What is MQTT?

MQTT is a protocol to send extremely lightweight publish / subscribe messages, typically used by IoT devices with a small footprint. Often, the messages won't contain much data at all, just a sensor value.

MQTT diagram

An example of a sensor publishing a message:

"Hi broker. I am WifiSensor_01 and the current temperature is 26.4 degrees"

myhome/wifisensor_01/sensor/temperature: 26.4

The messages are all sent to an MQTT Broker. Devices that want to receive those messages subscribe to MQTT messages via the broker.

An example of something subscribing to a message:

"Hi broker. I am Home Assistant, and I want to be alerted when WifiSensor_01 publishes its temperature"

SUBSCRIBE myhome/wifisensor_01/sensor/temperature

"Hi broker. I am Home Assistant, and I want to be alerted when WifiSensor_01 publishes any of its sensors"

SUBSCRIBE myhome/wifisensor_01/sensor/#

The challenge

Most of the time, the MQTT message payloads are text, either a small block of text or a JSON payload of data. That said, it is possible for devices to send files in the MQTT message as a big block of binary data.

While I was playing around with a WiFi security camera, it was able to send pictures and videos over MQTT when motion was detected.

MQTT with picture

The issue is that most MQTT clients have issues receiving MQTT messages that aren't text, and freak out when the payloads are binary or files.

So how can I test if it's working?
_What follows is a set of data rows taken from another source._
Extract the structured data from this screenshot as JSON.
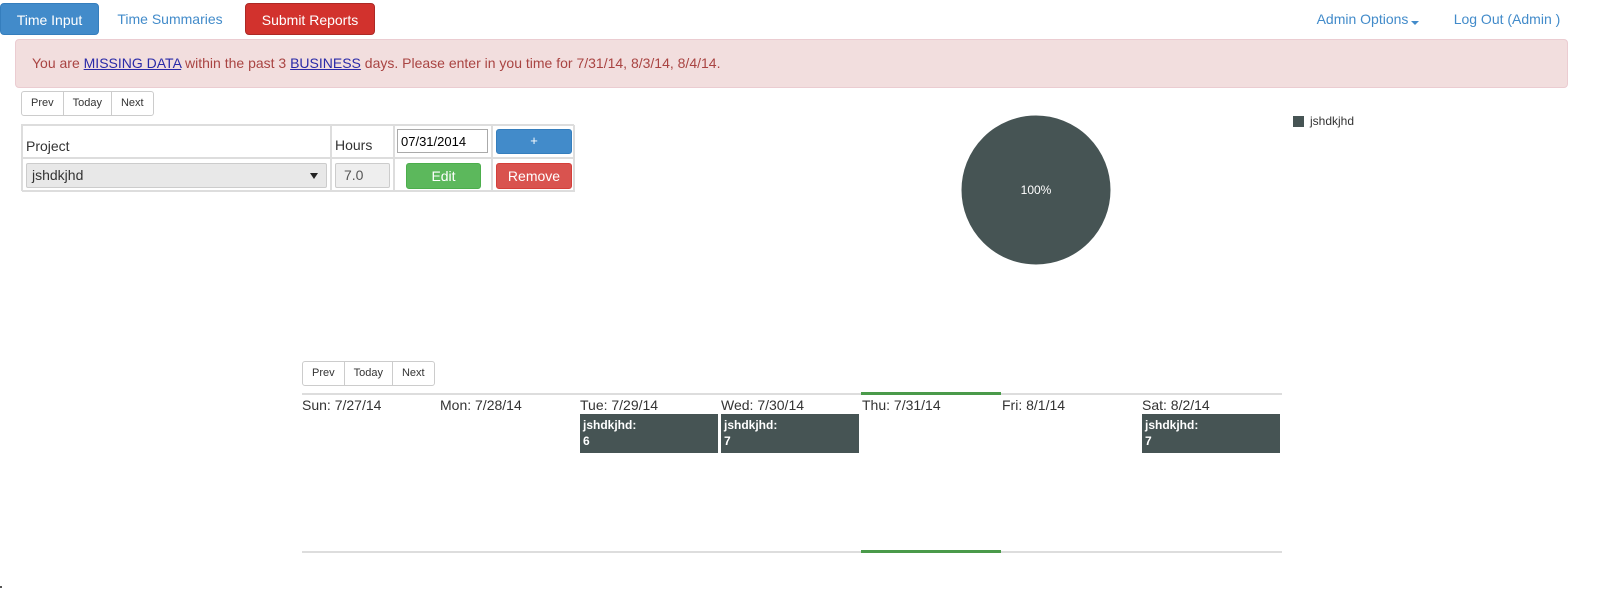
{
  "nav": {
    "time_input": "Time Input",
    "time_summaries": "Time Summaries",
    "submit_reports": "Submit Reports",
    "admin_options": "Admin Options",
    "log_out": "Log Out (Admin )"
  },
  "alert": {
    "prefix": "You are ",
    "link1": "MISSING DATA",
    "middle": " within the past 3 ",
    "link2": "BUSINESS",
    "suffix": " days. Please enter in you time for 7/31/14, 8/3/14, 8/4/14."
  },
  "pager_top": {
    "prev": "Prev",
    "today": "Today",
    "next": "Next"
  },
  "entry_table": {
    "col_project": "Project",
    "col_hours": "Hours",
    "date_value": "07/31/2014",
    "add_label": "+",
    "row": {
      "project": "jshdkjhd",
      "hours": "7.0",
      "edit_label": "Edit",
      "remove_label": "Remove"
    }
  },
  "chart_data": {
    "type": "pie",
    "slices": [
      {
        "label": "jshdkjhd",
        "value": 100,
        "display": "100%",
        "color": "#465454"
      }
    ],
    "legend": [
      "jshdkjhd"
    ],
    "legend_position": "top-right"
  },
  "pager_calendar": {
    "prev": "Prev",
    "today": "Today",
    "next": "Next"
  },
  "calendar": {
    "days": [
      {
        "label": "Sun: 7/27/14"
      },
      {
        "label": "Mon: 7/28/14"
      },
      {
        "label": "Tue: 7/29/14",
        "event": {
          "project": "jshdkjhd:",
          "hours": "6"
        }
      },
      {
        "label": "Wed: 7/30/14",
        "event": {
          "project": "jshdkjhd:",
          "hours": "7"
        }
      },
      {
        "label": "Thu: 7/31/14",
        "today": true
      },
      {
        "label": "Fri: 8/1/14"
      },
      {
        "label": "Sat: 8/2/14",
        "event": {
          "project": "jshdkjhd:",
          "hours": "7"
        }
      }
    ]
  },
  "colors": {
    "primary": "#428bca",
    "danger": "#d2322d",
    "success": "#5cb85c",
    "event": "#465454",
    "today_marker": "#4a9a4a",
    "alert_bg": "#f2dede"
  }
}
How can I quickly receive those motion-event snapshots?

Solution - Python

I was able to write a quick little Python script that was able to subscribe to the MQTT messages, and then save the contents of those messages as binary files. The result was a success, and I was able capture & save both pictures and videos.

import time
import paho.mqtt.client as paho


def on_message(client, userdata, message):
print("Receiving message")
if (message.topic == pic_topic):
save_payload(message.payload, pic_filename)
if (message.topic == vid_topic):
save_payload(message.payload, vid_filename)

def save_payload(payload, filename):
print("Saving file: "+filename)
f=open(filename, "wb") # 'w' for 'write', 'b' for 'write as binary, not text'

c.on_message = on_message

Saved files


Failed attempt 1 - MQTTX

I attempted to capture the messages using the MQTTX application.


This didn't work that well. The application wanted to treat the message as a string, which mangled the binary bytes and corrupted the files. Also, the app didn't have the ability to save the payload as a file, only view it as text within the app.

In fact, the large payload size of the video message actually jammed and froze the application. It never ran again. Ha!


Failed attempt 2 - MQTT Explorer

Next, I attempted to capture the messages using the MQTT Explorer application. This tool was highly recommended by a few different people on the internet.


MQTT Explorer 1

MQTT Explorer 2

Sadly, this had the same issues with MQTTX, which wanted to treat the payload as text and mangled the binary payload.

MQTT Explorer didn't crash with the payload size, but it still couldn't save the payloads as a file.

Failed attempt 3 - command line tool 'mosquitto_sub'

Next, I figured I'd be able to use a command line tool to subscribe and capture the payload, and then simply pipe that out to a file. Sounds simple, right?

mosquitto_sub comes with the Mosquitto application.

.\mosquitto_sub.exe -h -p 1883 -C 1 -t "myhome/dafang/motion/snapshot/image" >> D:\Dump\motion-snapshot.jpg

Sadly, this failed as well. Piping in Windows CMD and PowerShell treats the piped data as text, which mangles the binary payload. Same issue as the previous attempts.

In future, I might explore a suggestion on Stack Overflow to use the PowerShell System.IO.BinaryWriter and System.Diagnostics.ProcessStartInfo recommended here: